Move Over Algebra: Coding Is The New Math
- April 19, 2016
- Posted by: admin
- Category: Technology
Coding is the new math
Coding is finally trendy.
The idea of learning to code is propagating down further and further into the educational system. This conversation is happening on ever corner of the globe. Here in Victoria, the provincial government unveiled plans in January that would introduce computer coding in its school curriculum, addressing a chronic skills shortage.
“Every kindergarten to grade 12 student will have the opportunity to learn the basics of coding,” Premier Christy Clark said at the Annual Tech Summit in Vancouver.
Even President Obama has pushed youth to study coding saying, “Don’t just play on your phone, program it.”
Clearly learning how to code has inherent economic value. Students gain the opportunity to become knowledge workers. Communities can reap significant benefit through higher salaries, exportable skills via outsourcing, and entrepreneurial development.
More than anything, coding has become an invaluable language that enhances both communication and problem solving skills in children.
Enhanced problem solving
Algorithms are programmatic solutions to problems. The traffic lights in your city follow algorithms to decide when to change. They take inputs like sensors to see if cars are arriving and timers for how long lights have been the current colour. An algorithm systematically determines if it is time to change or not. The lines at the DMV follow a First In First Out algorithm with category-based queueing and appointments as priority interrupts.
Try to think of an algorithm as problem solving over time. You solve a specific problem and then set up a system so that each subsequent problem that comes along is solved. Simply put, coding encourages people to solve tomorrow’s problems.
We communicate through interfaces
When it comes to programming, there are human interfaces like an iPhone app and there are data interfaces where one system sends data to another like Google Analytics. The first is called UI/UX for user interface and user experience. The second is called an API or application programming interface. But really, the underlying discipline here is good ol’-fashioned communications.
When you design a software interface, you have to imagine what the people looking at the screen will think. What are they trying to learn? What are they trying to do? What will they most likely want to do next? This is the modern day equivalent of walking around in someone else’s shoes. Once you understand your user, you can communicate with them on a much high level.
Sharing data via APIs is similarly about clear communications. For example, meet you after school becomes me.meet(on the soccer field, 3pm). The “meet” API is a method on “me” that takes two parameters: where and when. Pick up something for dinner becomes buy(salmon, lemon, broccoli). When you use an API, you need to know what method to call and what parameters or data you must include. You also must understand what result or information you get back. Programming APIs teaches people to think about all these items because at the software level your application simply won’t work if you get one of these elements wrong. It forces people to become better communicators.

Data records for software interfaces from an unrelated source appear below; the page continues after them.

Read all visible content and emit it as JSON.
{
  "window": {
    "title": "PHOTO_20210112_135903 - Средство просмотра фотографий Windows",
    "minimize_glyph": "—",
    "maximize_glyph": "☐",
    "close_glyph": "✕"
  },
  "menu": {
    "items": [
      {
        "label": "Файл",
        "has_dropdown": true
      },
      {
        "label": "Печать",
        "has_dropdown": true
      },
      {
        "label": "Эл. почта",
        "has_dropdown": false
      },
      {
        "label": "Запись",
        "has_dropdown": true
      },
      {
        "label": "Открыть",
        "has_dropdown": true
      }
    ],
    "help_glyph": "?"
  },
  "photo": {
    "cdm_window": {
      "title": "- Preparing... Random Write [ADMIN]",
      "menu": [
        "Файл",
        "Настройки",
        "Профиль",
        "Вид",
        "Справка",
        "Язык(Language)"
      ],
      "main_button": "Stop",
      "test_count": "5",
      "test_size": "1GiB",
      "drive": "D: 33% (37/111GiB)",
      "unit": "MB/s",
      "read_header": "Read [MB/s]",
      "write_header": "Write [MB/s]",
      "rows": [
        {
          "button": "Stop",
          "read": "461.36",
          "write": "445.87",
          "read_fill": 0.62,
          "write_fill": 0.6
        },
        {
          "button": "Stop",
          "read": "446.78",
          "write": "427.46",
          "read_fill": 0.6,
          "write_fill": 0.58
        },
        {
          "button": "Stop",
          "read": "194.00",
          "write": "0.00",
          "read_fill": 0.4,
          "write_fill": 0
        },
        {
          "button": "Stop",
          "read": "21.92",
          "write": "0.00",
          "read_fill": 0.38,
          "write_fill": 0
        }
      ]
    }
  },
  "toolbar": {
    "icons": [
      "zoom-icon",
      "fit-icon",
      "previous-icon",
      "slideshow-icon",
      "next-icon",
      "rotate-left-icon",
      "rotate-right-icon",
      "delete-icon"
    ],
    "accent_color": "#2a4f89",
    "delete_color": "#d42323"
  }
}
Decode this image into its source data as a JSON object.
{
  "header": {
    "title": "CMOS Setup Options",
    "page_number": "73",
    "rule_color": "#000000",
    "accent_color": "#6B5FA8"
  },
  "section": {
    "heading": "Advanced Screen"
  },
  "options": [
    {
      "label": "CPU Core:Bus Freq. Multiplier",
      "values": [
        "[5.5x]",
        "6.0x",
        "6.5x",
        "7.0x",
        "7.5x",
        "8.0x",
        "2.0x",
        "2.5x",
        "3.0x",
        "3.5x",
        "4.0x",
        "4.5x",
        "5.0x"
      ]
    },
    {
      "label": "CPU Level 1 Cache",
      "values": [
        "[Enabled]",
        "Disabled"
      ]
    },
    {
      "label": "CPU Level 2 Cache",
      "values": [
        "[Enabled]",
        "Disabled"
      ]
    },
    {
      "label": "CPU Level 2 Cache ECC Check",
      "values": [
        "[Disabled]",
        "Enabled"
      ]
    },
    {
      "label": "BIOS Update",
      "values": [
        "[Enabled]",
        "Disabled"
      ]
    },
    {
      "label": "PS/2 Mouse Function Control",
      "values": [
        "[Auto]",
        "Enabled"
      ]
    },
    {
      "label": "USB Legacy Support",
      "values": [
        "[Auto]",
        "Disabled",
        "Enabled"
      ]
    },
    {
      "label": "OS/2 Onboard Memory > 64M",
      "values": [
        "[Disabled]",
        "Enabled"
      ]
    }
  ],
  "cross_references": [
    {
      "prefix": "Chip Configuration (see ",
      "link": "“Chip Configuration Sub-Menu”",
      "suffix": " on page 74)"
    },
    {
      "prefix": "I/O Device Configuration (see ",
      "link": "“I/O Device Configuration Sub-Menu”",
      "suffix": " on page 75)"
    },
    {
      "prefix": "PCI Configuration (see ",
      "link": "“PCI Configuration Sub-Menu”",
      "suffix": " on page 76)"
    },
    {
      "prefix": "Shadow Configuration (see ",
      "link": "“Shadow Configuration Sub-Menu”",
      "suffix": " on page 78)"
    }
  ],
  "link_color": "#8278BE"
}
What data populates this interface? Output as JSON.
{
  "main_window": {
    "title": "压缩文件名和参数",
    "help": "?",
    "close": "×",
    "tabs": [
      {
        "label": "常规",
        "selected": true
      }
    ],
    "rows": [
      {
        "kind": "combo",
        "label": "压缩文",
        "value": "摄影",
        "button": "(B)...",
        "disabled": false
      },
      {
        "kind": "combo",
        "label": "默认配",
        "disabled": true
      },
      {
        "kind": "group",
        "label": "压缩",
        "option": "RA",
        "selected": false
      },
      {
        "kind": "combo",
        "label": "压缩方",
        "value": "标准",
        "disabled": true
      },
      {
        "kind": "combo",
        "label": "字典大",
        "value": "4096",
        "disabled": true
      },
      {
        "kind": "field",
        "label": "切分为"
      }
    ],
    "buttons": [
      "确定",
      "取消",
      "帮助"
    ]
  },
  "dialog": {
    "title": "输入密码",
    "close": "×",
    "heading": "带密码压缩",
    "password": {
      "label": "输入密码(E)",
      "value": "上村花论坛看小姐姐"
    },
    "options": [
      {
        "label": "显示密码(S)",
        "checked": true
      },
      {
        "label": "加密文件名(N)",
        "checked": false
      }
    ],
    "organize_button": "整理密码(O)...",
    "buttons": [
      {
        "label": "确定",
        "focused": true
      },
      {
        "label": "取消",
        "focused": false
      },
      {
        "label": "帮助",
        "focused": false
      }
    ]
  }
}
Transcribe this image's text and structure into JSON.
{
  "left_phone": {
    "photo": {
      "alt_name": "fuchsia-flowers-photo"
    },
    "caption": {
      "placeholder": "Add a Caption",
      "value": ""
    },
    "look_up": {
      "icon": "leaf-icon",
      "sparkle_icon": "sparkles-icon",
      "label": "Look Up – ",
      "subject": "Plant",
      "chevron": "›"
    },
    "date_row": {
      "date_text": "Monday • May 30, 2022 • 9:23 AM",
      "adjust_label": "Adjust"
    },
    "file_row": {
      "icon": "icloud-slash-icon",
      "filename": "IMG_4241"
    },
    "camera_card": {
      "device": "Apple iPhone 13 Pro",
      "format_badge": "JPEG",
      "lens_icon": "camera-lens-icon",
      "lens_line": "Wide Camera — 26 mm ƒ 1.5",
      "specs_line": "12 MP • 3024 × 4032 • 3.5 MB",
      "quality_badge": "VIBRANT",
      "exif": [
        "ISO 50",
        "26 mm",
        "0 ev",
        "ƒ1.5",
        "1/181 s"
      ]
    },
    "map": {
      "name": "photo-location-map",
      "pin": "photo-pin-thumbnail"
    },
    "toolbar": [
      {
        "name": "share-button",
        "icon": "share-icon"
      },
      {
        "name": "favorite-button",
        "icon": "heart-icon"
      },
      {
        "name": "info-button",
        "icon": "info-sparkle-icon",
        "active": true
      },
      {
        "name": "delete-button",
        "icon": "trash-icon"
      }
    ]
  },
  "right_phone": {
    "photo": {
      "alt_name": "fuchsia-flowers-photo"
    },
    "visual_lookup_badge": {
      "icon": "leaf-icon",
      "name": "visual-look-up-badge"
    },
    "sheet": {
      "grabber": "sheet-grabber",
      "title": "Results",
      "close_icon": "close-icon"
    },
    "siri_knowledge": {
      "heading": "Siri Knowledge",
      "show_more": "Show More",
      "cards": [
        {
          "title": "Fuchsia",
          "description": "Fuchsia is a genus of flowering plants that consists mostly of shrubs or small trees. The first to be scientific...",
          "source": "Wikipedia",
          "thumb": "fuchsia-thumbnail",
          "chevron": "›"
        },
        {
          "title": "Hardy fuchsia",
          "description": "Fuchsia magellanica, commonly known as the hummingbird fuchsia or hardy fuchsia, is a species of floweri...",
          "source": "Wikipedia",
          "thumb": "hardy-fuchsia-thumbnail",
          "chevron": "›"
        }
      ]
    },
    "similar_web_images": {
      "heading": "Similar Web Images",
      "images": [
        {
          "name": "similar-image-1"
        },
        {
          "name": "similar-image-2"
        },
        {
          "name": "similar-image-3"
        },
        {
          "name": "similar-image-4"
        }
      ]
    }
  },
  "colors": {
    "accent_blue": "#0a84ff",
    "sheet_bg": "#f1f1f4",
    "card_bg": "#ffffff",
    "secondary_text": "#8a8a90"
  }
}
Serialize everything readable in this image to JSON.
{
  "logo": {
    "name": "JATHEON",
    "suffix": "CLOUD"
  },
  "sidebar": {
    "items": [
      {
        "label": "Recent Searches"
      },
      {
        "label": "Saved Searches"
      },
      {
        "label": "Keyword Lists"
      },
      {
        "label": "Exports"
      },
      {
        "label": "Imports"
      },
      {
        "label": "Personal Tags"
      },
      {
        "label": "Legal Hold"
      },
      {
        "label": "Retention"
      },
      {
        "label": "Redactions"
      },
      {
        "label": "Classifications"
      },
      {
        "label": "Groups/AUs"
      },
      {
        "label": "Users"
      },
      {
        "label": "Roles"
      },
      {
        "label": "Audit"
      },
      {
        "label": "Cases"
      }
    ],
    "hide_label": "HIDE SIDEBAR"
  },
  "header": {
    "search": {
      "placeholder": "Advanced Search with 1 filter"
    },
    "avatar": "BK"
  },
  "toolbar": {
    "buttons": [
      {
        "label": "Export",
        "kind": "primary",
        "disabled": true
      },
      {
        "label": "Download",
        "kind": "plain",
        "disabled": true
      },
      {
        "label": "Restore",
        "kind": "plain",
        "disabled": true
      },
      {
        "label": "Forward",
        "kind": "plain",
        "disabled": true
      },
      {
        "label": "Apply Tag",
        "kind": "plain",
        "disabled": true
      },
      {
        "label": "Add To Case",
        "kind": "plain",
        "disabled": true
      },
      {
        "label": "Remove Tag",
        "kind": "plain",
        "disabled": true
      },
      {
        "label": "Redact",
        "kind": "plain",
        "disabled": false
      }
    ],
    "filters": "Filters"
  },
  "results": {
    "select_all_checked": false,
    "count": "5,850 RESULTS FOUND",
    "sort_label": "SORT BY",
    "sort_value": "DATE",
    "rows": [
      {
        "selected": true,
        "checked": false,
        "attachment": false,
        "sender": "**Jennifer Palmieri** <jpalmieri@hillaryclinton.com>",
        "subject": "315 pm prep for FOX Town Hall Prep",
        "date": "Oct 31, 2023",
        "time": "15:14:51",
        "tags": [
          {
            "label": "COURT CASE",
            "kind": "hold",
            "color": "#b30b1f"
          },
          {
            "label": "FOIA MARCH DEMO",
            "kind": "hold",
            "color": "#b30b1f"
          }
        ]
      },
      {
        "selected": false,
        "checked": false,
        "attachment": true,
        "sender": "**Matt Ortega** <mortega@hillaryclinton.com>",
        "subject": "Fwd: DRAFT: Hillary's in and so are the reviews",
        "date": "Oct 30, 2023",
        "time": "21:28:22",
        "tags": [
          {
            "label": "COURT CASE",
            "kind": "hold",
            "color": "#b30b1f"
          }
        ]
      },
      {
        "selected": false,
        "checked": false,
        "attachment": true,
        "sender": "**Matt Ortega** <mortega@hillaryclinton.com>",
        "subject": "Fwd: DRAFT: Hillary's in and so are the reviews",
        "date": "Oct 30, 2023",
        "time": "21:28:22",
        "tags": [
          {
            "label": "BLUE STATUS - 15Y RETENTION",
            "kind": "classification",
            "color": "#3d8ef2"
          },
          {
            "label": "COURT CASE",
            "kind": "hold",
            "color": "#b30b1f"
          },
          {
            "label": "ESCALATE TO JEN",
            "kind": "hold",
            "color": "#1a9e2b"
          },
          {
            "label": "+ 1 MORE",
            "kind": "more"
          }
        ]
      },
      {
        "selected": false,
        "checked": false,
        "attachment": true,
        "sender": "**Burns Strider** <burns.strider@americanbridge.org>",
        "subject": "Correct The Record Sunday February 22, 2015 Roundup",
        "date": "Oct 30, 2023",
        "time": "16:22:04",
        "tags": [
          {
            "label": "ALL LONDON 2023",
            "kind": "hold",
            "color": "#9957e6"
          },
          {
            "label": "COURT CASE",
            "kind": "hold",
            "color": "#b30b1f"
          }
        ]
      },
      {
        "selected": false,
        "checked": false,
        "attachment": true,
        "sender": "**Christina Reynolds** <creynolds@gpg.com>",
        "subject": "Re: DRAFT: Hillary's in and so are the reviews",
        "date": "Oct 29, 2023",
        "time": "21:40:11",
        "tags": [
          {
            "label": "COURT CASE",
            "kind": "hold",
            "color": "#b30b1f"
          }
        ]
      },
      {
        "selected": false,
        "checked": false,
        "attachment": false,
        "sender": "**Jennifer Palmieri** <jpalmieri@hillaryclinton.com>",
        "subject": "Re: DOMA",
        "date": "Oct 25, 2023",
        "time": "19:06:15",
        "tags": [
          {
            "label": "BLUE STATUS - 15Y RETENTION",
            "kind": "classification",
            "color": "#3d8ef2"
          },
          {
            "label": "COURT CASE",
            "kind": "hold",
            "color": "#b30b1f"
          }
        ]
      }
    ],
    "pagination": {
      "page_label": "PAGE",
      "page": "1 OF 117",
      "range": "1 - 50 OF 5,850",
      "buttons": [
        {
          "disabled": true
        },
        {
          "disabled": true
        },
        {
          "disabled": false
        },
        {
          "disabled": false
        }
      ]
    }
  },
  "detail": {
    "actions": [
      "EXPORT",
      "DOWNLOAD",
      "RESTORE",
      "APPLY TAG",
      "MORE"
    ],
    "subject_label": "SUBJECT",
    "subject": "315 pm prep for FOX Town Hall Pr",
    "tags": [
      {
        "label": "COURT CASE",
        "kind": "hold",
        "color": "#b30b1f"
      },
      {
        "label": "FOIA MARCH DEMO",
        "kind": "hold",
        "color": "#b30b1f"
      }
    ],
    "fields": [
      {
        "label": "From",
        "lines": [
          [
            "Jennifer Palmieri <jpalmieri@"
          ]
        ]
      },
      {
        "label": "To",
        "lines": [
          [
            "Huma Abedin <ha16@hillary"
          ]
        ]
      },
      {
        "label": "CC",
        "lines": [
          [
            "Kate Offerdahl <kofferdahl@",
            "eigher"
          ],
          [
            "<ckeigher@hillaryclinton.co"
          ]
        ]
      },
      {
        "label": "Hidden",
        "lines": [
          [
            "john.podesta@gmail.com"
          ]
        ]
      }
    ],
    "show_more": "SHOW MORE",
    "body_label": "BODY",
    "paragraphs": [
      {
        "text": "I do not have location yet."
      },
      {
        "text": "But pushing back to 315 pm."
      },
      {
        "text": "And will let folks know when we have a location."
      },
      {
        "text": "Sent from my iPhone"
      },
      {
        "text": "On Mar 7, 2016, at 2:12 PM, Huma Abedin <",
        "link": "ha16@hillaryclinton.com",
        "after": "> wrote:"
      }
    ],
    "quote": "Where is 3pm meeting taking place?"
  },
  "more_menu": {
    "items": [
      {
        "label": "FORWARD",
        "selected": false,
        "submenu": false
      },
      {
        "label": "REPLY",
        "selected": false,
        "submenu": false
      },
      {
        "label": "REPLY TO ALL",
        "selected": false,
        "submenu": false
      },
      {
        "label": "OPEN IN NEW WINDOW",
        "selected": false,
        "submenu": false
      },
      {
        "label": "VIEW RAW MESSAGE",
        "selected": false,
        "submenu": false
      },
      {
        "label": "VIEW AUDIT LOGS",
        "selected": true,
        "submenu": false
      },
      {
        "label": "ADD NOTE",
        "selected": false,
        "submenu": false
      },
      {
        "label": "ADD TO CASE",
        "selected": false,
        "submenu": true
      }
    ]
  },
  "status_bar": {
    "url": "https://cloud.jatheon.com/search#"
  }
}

With a renewed focus on technology in the educational sector, it’s exciting to think what the next generation of coders could accomplish.